Stored dataset items

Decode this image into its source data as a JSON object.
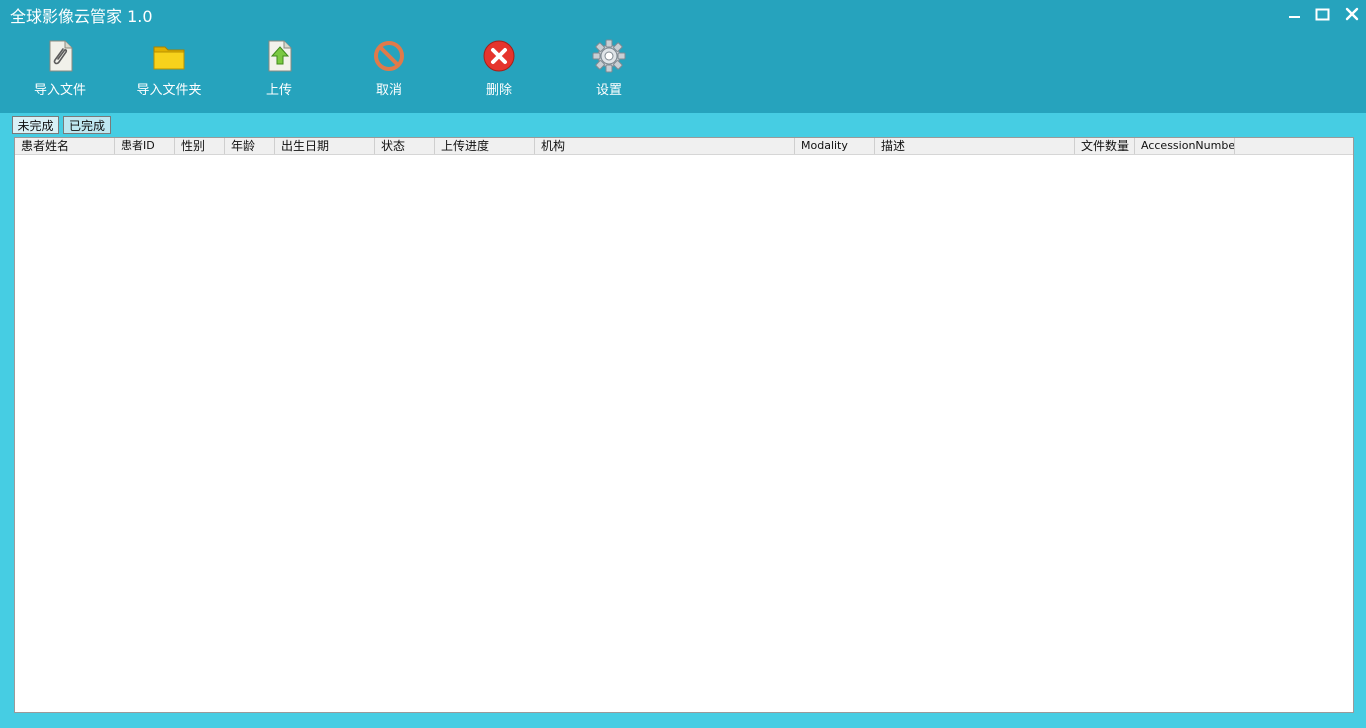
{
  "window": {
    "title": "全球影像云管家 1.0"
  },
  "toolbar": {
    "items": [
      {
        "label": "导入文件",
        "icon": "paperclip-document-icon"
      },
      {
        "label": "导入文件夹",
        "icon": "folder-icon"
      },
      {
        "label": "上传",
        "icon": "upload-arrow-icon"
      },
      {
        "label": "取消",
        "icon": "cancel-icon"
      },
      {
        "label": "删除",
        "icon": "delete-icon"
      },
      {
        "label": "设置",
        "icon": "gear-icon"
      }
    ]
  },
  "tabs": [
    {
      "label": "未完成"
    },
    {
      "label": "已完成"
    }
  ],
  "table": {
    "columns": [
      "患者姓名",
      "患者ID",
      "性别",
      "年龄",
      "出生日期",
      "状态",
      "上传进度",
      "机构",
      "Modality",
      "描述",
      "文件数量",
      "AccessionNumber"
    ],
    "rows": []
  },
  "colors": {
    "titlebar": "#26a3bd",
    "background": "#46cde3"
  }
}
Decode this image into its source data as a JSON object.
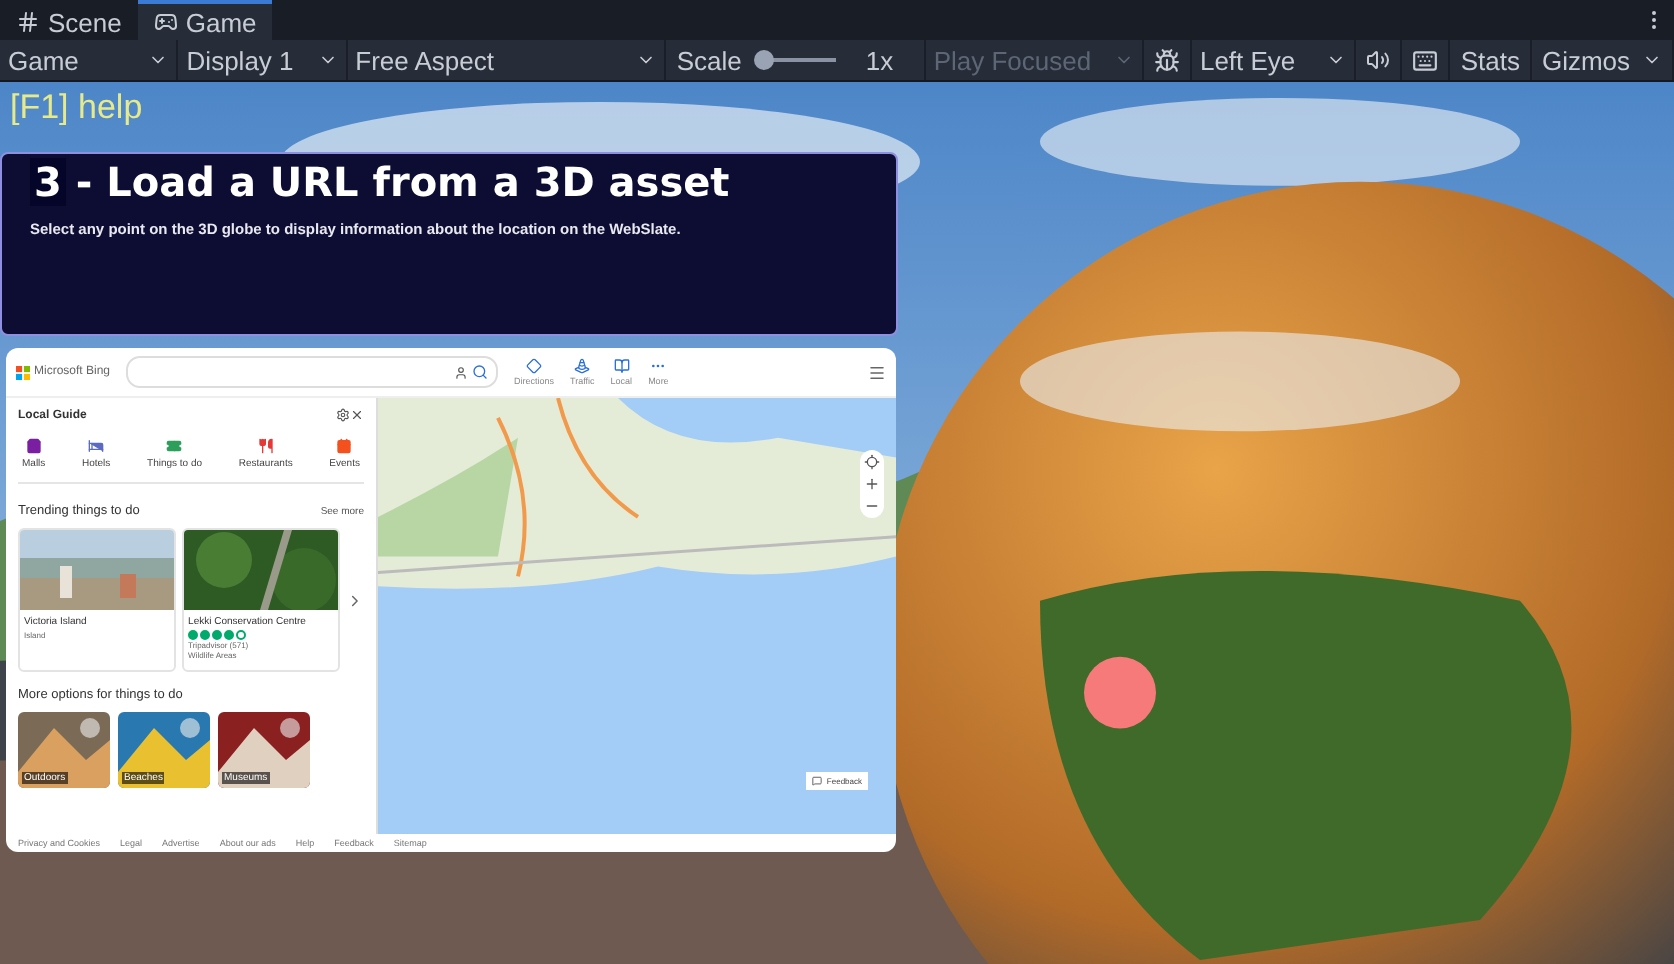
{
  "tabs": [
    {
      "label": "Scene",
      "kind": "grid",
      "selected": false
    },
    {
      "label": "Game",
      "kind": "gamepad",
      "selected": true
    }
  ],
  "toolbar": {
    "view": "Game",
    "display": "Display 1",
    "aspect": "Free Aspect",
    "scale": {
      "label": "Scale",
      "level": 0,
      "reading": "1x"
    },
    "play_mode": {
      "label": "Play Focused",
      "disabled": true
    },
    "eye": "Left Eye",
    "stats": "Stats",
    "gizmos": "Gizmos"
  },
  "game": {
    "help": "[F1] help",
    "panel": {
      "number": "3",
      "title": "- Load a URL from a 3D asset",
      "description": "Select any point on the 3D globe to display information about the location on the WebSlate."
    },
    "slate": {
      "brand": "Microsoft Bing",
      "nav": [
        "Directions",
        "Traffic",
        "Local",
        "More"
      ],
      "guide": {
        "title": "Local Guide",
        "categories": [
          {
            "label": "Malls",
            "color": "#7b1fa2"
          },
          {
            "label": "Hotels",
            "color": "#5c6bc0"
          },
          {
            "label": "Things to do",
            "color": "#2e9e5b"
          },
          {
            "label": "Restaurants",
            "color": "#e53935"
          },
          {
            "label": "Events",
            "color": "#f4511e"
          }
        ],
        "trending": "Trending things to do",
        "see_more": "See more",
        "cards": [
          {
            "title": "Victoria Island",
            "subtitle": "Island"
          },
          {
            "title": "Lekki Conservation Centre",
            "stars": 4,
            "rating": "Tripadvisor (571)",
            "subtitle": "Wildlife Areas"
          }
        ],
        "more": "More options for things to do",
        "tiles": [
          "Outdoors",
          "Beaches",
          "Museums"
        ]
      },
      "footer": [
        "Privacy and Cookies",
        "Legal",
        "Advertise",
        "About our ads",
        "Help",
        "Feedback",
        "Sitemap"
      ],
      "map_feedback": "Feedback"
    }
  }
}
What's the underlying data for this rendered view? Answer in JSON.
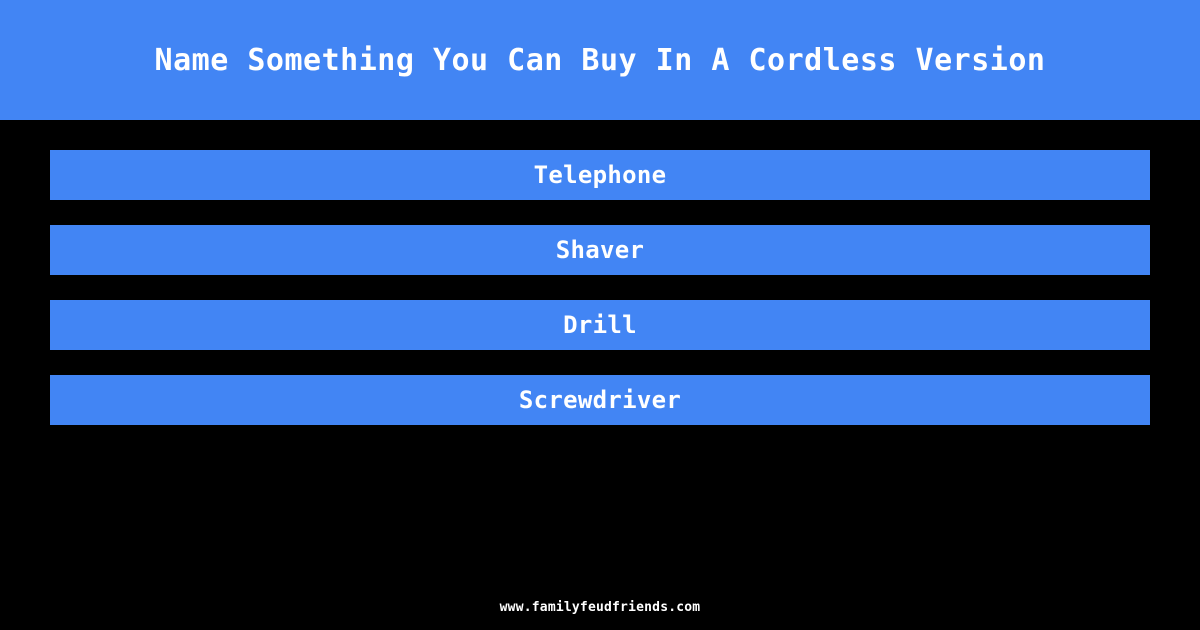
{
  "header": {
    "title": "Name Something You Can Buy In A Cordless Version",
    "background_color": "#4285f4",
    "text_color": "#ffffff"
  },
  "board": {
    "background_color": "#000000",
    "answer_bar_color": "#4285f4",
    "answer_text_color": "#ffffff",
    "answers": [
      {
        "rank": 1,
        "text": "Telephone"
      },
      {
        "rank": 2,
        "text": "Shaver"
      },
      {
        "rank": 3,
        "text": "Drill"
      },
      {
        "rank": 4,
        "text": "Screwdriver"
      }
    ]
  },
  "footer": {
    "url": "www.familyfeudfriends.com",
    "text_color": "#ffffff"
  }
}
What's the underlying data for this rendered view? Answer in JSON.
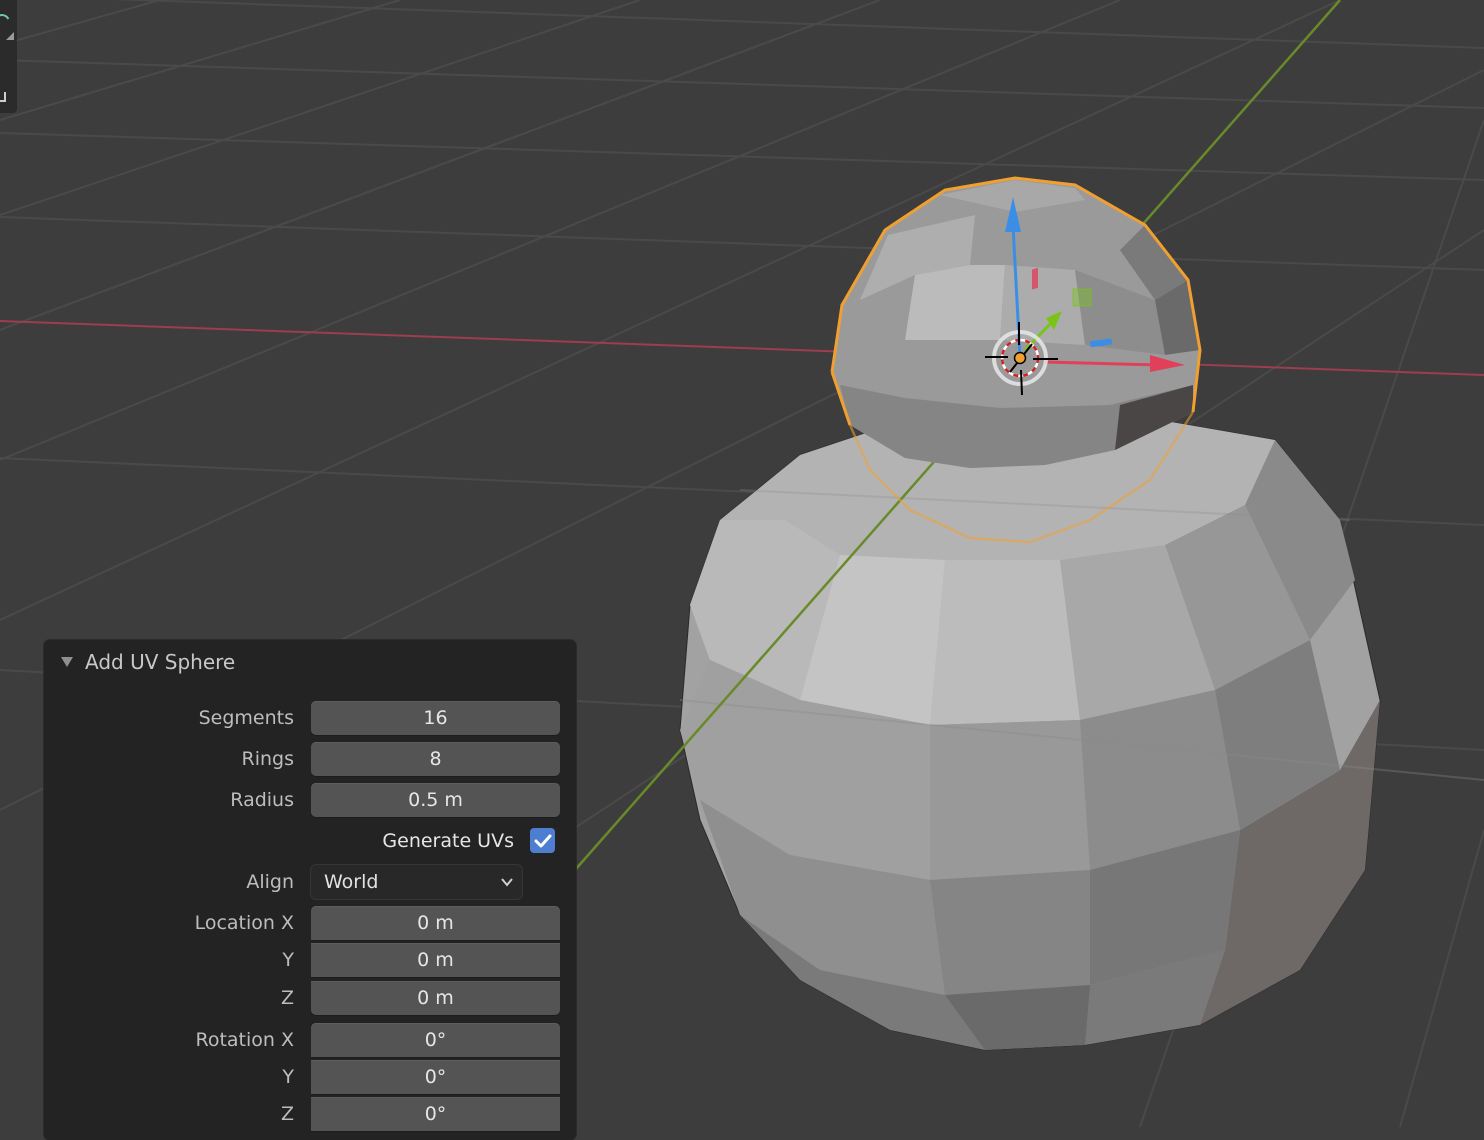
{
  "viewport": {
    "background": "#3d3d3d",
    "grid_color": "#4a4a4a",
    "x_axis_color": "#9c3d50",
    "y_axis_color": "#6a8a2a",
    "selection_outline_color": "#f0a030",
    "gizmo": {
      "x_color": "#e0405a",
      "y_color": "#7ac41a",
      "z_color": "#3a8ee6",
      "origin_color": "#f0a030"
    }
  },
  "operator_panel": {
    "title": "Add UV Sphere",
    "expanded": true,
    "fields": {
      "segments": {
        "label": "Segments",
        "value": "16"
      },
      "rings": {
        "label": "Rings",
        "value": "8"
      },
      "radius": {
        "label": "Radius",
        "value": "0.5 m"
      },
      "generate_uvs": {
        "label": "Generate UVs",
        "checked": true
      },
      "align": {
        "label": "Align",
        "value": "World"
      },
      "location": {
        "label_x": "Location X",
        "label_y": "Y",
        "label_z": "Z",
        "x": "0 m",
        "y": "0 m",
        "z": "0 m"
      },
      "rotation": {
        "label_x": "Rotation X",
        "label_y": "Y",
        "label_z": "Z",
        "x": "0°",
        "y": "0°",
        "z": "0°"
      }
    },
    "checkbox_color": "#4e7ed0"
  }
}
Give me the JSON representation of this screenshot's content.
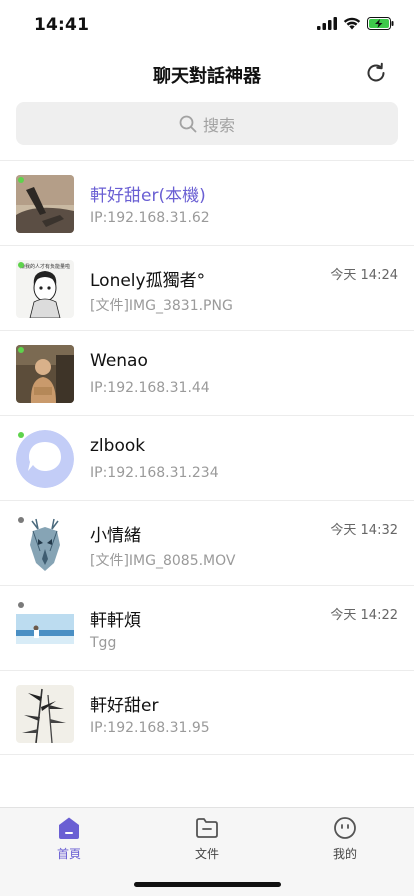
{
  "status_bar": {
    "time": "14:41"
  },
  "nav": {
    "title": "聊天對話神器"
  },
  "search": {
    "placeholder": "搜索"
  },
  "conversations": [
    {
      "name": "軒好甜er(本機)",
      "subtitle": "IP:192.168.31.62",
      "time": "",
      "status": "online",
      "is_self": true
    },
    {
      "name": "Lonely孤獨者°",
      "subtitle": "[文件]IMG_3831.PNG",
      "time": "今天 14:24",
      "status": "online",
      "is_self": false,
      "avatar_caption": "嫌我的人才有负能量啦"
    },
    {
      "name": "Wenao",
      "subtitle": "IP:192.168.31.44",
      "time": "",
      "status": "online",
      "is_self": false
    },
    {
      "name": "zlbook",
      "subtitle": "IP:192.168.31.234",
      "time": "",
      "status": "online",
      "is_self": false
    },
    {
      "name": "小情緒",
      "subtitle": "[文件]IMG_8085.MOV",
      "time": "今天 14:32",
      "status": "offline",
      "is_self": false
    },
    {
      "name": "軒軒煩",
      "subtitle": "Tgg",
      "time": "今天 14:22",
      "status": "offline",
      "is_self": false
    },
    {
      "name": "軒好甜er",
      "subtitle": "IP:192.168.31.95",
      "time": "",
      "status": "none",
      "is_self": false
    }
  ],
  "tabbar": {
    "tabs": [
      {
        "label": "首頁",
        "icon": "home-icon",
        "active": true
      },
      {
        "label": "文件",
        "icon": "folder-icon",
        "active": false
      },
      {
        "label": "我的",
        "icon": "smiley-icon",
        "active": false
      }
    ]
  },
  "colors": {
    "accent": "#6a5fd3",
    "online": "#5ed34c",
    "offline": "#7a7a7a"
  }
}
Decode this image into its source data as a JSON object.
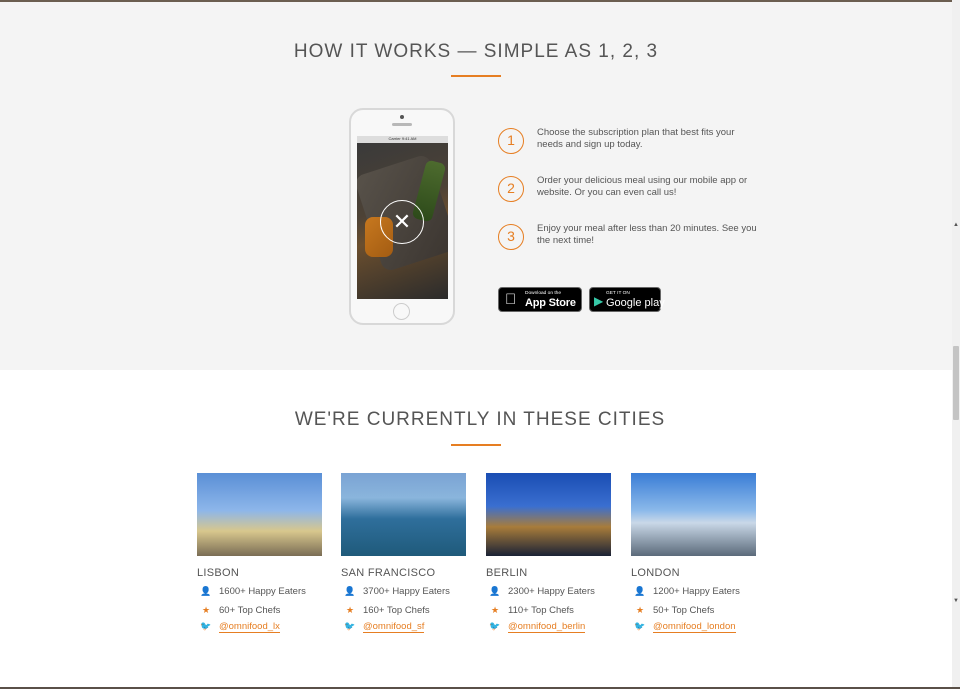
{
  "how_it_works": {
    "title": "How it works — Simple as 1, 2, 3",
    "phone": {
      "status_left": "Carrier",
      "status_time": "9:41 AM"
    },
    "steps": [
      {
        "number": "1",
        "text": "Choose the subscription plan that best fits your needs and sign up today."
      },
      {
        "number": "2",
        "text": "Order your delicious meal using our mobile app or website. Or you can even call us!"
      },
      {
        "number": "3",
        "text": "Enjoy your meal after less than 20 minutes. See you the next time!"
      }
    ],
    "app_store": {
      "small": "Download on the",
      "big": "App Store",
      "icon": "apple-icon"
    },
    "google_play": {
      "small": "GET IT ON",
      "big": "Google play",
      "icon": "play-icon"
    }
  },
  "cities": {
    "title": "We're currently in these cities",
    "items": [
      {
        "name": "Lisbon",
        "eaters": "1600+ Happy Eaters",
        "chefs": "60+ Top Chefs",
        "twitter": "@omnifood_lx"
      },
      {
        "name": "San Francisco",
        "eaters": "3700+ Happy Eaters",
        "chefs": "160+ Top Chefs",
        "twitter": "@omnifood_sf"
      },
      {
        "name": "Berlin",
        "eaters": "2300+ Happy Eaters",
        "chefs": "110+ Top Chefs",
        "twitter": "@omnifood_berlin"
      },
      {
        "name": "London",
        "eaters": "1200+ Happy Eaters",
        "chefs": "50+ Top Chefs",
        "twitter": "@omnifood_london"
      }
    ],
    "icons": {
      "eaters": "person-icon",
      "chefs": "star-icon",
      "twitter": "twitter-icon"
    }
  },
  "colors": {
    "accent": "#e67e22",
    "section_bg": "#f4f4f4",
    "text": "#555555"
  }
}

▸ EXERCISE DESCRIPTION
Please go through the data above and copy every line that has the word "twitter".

▸ SOLUTION TO THE PROBLEM
        "twitter": "@omnifood_lx"
        "twitter": "@omnifood_sf"
        "twitter": "@omnifood_berlin"
        "twitter": "@omnifood_london"
      "twitter": "twitter-icon"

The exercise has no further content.